Located in a bend of the Tar River, it was an important river port, the head of navigation on the Tar just east of the fall line of the Piedmont.
By 1750, the area was widely known as "Tawboro", a name attributed to Taw, the Tuscaroran word for "river of health".
"Tarrburg", as the town was called on maps of 1770–75, was chartered November 30, 1760, as "Tarborough" by the General Assembly.
One such was Thomas Blount (1759–1812), whose handsome plantation house "The Grove" has been restored and is open for tours on a daily basis.
A very young officer, Blount was captured during the Revolution and sent to England as a prisoner of war.
Created in 1760, Tarboro is the ninth-oldest incorporated town in North Carolina.

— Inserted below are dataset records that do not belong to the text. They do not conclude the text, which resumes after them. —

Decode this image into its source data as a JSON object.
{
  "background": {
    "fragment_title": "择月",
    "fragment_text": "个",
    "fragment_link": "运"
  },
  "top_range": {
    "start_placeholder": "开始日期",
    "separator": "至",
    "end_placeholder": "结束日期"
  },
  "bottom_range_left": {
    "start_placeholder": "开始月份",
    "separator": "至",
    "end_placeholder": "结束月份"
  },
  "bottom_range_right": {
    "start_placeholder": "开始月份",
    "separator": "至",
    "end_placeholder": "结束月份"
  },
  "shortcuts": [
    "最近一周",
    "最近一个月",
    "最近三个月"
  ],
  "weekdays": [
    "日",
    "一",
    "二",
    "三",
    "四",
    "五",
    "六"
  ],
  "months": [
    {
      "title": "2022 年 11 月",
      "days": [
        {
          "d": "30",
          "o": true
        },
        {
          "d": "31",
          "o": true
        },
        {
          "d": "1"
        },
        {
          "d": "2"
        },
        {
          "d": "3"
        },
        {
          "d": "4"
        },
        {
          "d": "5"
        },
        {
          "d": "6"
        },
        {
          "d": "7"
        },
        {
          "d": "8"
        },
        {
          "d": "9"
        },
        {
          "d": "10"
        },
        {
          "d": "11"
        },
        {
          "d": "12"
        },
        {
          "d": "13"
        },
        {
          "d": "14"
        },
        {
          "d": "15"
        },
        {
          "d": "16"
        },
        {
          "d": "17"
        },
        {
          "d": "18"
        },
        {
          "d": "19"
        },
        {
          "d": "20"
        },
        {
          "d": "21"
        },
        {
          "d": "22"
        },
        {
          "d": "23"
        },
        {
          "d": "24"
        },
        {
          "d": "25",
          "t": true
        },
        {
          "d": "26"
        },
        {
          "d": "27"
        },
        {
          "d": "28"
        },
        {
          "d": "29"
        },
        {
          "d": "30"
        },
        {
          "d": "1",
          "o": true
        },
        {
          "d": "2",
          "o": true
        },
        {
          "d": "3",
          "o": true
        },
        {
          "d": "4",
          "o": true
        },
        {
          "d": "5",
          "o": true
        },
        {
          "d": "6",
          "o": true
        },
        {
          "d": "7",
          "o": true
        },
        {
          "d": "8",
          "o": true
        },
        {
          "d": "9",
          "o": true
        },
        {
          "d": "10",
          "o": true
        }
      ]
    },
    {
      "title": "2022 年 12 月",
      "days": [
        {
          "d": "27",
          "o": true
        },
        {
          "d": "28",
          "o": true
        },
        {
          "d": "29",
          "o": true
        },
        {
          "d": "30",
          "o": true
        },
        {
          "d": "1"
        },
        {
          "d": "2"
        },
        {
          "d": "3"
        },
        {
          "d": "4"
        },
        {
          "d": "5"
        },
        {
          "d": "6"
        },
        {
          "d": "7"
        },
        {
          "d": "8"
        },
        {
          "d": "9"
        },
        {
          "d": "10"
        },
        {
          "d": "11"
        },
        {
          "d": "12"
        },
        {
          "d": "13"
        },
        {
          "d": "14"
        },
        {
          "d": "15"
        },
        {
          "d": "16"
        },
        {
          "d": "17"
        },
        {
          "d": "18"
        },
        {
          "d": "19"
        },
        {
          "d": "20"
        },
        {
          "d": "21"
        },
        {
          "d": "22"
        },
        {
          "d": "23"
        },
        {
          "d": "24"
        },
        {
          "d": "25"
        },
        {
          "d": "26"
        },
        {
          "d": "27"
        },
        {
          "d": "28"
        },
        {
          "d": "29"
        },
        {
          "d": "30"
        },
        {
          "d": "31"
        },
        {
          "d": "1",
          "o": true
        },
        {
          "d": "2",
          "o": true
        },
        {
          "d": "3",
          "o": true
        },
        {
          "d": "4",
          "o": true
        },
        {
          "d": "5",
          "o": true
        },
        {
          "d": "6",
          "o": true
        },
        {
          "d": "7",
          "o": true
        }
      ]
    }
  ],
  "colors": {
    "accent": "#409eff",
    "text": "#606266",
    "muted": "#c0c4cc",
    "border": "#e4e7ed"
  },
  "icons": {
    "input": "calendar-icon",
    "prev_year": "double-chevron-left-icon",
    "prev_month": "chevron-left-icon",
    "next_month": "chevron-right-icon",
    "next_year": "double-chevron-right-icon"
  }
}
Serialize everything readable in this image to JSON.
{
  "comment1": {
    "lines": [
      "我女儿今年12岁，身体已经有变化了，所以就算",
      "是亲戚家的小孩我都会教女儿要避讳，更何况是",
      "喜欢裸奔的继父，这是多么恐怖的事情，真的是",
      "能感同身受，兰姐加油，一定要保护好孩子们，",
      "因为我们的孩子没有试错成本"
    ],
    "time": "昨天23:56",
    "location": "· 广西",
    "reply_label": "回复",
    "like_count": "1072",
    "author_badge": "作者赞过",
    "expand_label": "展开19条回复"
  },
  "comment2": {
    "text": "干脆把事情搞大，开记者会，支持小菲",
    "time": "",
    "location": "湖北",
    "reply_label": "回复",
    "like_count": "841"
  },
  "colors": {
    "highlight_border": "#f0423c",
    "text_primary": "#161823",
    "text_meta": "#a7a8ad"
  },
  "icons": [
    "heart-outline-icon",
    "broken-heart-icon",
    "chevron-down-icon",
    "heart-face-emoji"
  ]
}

Situated on the Tar River at the fall line in the Piedmont, the town served the area as an important colonial river port.He is memorialized in the name of Pender County, North Carolina, founded in 1875.His letters to his wife were published posthumously as The General to his Lady: The Civil War Letters of William Dorsey Pender to Fanny Pender (1965).But such of them as have emigrated to this place have too soon found themselves in prosperous situations, and have betaken themselves to idleness and dissipation." Due to the development of cotton plantations in the uplands, which were worked by slave labor in the antebellum years, by the 1870s Halifax and Edgecombe counties were among several in northeast North Carolina with majority-black populations.Before being disfranchised by the Democrats' passage in 1899 of a new state constitutions, black citizens elected four African Americans to the US Congress from North Carolina's 2nd congressional district in the last quarter of the nineteenth century. Congressman George Henry White, a successful attorney, lived in Tarboro.Tarboro is located near the western edge of North Carolina's coastal plain.